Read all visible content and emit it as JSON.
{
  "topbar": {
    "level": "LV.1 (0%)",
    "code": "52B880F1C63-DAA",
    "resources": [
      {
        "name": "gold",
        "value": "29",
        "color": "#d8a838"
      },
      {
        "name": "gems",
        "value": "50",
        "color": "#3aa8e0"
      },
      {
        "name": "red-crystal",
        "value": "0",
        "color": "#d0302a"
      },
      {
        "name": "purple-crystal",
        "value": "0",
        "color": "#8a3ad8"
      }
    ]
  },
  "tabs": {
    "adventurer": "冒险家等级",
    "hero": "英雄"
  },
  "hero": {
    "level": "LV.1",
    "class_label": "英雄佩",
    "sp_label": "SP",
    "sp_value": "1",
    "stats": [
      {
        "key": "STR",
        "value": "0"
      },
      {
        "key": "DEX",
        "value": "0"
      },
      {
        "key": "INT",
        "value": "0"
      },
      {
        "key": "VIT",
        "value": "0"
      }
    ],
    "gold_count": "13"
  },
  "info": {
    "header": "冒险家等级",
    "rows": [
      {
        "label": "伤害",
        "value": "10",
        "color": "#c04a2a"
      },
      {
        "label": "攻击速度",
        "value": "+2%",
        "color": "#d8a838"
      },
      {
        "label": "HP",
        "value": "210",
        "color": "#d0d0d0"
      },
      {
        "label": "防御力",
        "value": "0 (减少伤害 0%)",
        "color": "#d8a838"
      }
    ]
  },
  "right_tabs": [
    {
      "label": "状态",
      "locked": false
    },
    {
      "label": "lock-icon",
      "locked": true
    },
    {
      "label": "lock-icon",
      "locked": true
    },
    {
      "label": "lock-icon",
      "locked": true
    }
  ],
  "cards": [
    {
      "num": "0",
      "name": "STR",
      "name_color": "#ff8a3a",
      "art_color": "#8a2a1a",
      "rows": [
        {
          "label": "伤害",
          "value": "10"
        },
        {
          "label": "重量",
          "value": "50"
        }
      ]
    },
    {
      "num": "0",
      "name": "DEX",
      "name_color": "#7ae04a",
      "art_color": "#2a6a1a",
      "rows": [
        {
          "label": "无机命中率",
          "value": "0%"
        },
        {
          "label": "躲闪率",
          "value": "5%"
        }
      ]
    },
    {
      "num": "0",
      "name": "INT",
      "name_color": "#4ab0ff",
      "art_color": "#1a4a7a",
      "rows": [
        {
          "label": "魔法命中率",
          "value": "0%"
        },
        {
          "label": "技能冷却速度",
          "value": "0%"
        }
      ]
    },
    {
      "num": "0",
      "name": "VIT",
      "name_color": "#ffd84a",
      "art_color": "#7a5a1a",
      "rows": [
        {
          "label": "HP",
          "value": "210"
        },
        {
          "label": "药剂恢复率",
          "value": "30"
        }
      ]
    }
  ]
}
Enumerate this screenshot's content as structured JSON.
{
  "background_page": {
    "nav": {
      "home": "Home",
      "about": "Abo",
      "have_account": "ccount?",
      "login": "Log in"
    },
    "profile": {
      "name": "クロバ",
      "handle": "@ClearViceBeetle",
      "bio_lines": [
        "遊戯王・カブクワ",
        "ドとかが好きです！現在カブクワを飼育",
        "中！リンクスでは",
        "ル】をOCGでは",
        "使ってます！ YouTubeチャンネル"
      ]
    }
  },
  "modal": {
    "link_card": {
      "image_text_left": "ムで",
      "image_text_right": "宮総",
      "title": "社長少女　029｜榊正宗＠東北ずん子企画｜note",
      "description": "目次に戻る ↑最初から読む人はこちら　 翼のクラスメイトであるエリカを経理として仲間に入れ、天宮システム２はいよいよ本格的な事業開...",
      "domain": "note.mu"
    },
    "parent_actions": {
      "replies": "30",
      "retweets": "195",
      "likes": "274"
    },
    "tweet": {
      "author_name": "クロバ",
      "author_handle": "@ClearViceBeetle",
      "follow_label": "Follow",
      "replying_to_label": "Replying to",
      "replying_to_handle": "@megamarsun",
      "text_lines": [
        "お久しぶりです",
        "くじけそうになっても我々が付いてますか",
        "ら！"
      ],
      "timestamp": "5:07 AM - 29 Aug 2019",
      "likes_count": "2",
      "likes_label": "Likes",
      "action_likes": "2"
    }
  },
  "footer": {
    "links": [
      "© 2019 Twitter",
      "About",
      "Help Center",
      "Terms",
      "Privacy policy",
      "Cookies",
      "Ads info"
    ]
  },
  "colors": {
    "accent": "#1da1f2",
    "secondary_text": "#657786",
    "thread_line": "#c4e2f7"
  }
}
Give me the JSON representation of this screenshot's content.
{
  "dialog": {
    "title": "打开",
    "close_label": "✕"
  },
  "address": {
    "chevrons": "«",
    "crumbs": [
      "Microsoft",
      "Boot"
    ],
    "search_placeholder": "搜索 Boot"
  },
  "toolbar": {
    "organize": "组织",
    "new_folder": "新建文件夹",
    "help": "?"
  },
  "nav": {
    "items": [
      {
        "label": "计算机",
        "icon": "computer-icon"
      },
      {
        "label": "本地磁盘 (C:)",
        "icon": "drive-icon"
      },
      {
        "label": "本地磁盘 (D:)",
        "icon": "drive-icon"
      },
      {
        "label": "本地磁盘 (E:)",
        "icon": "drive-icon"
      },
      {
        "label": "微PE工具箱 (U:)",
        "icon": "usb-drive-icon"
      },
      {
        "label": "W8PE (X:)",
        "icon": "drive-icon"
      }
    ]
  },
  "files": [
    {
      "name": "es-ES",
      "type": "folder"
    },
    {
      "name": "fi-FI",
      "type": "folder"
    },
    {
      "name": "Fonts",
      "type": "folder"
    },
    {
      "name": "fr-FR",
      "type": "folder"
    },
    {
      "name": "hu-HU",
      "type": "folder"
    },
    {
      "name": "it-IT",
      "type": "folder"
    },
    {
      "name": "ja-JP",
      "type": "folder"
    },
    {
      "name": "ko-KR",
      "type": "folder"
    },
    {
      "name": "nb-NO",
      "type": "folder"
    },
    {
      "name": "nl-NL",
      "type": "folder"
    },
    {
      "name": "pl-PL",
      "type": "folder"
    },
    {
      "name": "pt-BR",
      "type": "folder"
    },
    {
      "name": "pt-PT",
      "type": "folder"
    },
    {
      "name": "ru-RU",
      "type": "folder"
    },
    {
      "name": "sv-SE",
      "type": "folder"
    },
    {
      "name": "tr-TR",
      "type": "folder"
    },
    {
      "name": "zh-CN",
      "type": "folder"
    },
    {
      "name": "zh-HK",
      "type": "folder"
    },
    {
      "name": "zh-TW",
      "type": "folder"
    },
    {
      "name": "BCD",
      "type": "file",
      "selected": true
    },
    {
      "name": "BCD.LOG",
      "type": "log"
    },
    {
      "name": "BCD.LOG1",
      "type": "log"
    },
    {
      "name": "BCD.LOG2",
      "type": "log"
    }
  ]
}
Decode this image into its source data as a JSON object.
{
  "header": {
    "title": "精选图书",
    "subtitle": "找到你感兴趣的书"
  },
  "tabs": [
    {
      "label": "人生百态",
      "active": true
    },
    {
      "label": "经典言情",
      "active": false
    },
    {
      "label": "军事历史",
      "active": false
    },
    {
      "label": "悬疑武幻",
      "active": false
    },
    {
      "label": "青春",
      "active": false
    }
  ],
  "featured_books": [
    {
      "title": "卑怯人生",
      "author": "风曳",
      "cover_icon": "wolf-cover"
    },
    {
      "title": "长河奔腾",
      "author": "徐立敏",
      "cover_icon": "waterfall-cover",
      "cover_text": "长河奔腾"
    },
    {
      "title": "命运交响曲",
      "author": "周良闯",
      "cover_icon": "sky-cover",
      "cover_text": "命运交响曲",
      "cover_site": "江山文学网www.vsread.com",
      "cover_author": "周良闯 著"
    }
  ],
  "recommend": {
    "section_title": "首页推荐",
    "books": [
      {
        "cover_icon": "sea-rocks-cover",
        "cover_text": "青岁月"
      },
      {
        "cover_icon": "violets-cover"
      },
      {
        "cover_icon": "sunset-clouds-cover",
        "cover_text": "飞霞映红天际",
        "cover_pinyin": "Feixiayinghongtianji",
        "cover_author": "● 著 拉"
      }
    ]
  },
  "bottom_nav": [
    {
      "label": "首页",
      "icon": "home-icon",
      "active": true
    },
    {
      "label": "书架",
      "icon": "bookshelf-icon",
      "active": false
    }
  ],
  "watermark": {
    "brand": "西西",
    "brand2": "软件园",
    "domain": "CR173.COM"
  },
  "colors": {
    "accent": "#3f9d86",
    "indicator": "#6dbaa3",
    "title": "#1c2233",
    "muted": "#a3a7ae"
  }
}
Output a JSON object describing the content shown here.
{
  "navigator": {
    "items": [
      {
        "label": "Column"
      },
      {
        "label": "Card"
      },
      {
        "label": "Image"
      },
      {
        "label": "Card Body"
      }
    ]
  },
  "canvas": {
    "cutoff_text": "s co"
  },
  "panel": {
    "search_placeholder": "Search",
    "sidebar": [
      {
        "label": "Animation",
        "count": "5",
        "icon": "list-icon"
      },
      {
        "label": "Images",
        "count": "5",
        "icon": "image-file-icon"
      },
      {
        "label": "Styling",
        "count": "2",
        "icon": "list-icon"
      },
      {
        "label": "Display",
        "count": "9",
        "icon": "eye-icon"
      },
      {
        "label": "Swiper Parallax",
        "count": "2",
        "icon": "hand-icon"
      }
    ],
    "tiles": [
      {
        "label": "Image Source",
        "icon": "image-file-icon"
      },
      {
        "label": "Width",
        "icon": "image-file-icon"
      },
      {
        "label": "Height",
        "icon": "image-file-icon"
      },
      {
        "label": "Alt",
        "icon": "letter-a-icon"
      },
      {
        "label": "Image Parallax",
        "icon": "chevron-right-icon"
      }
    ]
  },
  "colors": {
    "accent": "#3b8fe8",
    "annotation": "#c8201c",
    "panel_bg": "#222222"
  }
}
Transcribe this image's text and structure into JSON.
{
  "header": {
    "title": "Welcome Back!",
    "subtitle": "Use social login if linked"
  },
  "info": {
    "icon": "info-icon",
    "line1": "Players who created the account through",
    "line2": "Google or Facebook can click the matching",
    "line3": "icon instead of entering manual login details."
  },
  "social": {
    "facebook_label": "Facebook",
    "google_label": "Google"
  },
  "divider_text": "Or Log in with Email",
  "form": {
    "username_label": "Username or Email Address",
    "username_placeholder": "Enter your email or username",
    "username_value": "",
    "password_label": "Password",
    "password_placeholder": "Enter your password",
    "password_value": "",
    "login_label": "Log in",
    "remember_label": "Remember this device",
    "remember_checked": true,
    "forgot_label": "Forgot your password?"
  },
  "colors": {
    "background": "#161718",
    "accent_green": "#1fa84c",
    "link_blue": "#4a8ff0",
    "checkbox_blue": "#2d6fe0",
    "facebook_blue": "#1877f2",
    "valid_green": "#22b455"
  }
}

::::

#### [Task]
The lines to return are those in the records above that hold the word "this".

#### [Expected output]
Enumerate this screenshot's content as structured JSON.
Give me the JSON representation of this screenshot's content.
Decode this image into its source data as a JSON object.
Transcribe this image's text and structure into JSON.
    "remember_label": "Remember this device",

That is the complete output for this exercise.